The new, acting head of the U.S. Environmental Protection Agency on Wednesday extended an olive branch to staffers and journalists — many of whom tangled with Scott Pruitt, the scandal-plagued former leader of the EPA — and indicated he will continue to carry out the Trump administration’s deregulatory agenda.
Today, members of Congress often seem able to blame colleagues of the other party for not getting anything done for their constituents. In law practice, you can’t really blame a bad result for your clients on the lawyers on the other side, says former Sen. Joe Lieberman, D-Conn., of Kasowitz Benson Torres LLP.
Corporate law departments are increasingly demanding more concessions from outside legal counsel, and presenting engagement letters that open the door to greater professional and cyber liability exposure for law firms — often beyond the scope of their insurance coverage. Firms must add their own language to engagement letters to limit liability, say Stuart Pattison and John Muller of Sompo International Holdings Ltd.
Being a former member of Congress put me in an advantageous position when I approached law firms in the late '70s, at a time when there were few female lawyers, and even fewer African-American lawyers, in major law firms, says former Rep. Yvonne B. Burke, D-Calif., a director of Amtrak.
Many developers of renewable energy projects have experienced higher than expected transaction costs. One all-too-common reason is project documents that cause tax tensions, says David Burton of Mayer Brown LLP.
Last month, the U.S. Environmental Protection Agency published a proposed rule rolling back Obama-era requirements for facilities handling hazardous substances. Some western states, meanwhile, have strengthened their own regulations in this area.
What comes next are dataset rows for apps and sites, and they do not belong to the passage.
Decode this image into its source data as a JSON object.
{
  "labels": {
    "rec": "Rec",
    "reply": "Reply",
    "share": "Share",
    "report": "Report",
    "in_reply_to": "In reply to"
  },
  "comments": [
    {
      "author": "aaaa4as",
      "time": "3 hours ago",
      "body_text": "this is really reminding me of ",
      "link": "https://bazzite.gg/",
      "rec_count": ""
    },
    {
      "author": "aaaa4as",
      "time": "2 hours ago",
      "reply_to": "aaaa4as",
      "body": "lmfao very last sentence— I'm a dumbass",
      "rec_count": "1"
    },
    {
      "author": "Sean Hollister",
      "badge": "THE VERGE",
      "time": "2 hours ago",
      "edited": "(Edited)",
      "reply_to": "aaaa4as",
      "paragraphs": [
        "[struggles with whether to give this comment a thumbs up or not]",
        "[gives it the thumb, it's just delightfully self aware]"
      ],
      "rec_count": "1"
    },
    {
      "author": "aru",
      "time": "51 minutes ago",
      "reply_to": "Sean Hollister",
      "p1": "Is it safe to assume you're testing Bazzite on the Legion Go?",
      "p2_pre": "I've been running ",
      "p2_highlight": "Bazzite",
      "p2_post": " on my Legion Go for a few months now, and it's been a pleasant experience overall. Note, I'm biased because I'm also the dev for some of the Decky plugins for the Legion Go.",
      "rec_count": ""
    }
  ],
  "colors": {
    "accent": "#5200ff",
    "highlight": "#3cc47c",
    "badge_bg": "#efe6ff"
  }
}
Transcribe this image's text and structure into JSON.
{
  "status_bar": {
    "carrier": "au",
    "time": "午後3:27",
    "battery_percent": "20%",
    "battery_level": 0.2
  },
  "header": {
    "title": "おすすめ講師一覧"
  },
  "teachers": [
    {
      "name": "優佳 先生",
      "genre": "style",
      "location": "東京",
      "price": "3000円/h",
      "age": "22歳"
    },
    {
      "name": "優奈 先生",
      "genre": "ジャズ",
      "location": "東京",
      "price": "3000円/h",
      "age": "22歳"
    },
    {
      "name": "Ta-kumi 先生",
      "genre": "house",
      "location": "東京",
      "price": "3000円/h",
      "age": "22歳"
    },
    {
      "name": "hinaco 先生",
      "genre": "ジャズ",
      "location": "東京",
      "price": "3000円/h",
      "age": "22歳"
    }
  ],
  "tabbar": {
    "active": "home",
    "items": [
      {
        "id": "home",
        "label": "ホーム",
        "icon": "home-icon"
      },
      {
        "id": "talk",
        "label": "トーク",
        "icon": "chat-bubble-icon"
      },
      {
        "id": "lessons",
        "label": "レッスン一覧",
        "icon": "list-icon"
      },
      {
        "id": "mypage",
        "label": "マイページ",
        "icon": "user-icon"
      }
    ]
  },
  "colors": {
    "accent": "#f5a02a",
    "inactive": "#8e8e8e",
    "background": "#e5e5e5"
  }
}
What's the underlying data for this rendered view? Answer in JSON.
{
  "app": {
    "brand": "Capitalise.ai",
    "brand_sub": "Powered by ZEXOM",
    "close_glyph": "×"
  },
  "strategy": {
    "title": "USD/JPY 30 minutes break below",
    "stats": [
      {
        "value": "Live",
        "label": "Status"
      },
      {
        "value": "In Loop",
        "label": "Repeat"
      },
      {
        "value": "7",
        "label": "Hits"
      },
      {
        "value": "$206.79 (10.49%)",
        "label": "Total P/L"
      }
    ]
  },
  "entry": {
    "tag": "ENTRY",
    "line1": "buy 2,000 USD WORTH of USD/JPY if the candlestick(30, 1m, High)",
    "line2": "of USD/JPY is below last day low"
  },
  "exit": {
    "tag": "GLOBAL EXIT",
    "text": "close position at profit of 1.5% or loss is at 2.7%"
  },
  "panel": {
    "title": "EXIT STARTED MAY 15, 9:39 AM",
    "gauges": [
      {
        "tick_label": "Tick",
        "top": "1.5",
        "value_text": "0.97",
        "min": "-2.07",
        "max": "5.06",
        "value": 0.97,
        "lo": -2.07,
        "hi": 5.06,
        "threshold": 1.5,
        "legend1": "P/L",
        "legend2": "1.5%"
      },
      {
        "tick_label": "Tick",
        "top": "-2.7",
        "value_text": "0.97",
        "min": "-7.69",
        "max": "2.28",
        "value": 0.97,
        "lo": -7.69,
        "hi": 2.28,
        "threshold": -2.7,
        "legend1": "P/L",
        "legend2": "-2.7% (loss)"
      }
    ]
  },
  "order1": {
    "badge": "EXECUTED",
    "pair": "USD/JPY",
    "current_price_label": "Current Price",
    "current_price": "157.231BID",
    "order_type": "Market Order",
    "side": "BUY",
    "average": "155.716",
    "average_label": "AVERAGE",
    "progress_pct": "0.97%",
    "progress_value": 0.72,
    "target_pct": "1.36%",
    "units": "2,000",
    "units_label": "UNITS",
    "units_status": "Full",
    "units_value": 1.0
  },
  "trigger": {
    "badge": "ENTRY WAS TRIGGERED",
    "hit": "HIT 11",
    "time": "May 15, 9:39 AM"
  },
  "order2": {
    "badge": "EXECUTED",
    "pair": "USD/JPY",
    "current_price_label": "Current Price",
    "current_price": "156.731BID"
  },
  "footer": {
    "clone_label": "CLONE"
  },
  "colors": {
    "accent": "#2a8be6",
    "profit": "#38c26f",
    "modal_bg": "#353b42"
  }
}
Companies now contend with accident prevention and process safety regulations that are inconsistent, say Benjamin Patton and Mary Balaster of Reed Smith LLP.
Popular culture paints the Hill as a place teeming with intrigue, corruption and malicious intent. But in Congress I learned important lessons about respecting people and the work they do, says former Sen. Norm Coleman, R-Minn., of Hogan Lovells.
The new Economic Growth, Regulatory Relief and Consumer Protection Act reforms widely unpopular rules relating to high volatility commercial real estate loans, making it easier to reclassify loans as non-HVCRE acquisition, development and construction loans, say Martin Taylor and Jon Nomura of Troutman Sanders LLP.
President Donald Trump plans to facilitate much-needed federal real property projects in part through a $10 billion “mandatory revolving fund.” Although it would provide a viable mechanism for agencies to fund certain infrastructure projects, there are aspects of the revolving fund that are unknown and should be considered, say attorneys with Covington & Burling LLP.
I found that senior members of Congress didn’t have time to mentor younger members. Lawyers — though just as busy as members of Congress — cannot afford to follow this model, says former Rep. Charles Gonzalez, D-Texas, of Ogletree Deakins Nash Smoak & Stewart PC.
Modern information technology, intelligent algorithms and production robots are strongly influencing the working world in the 21st century. This article, by attorneys at CMS Francis Lefebvre, provides an overview of the future labor market as well as the impact of artificial intelligence on labor law and tax issues.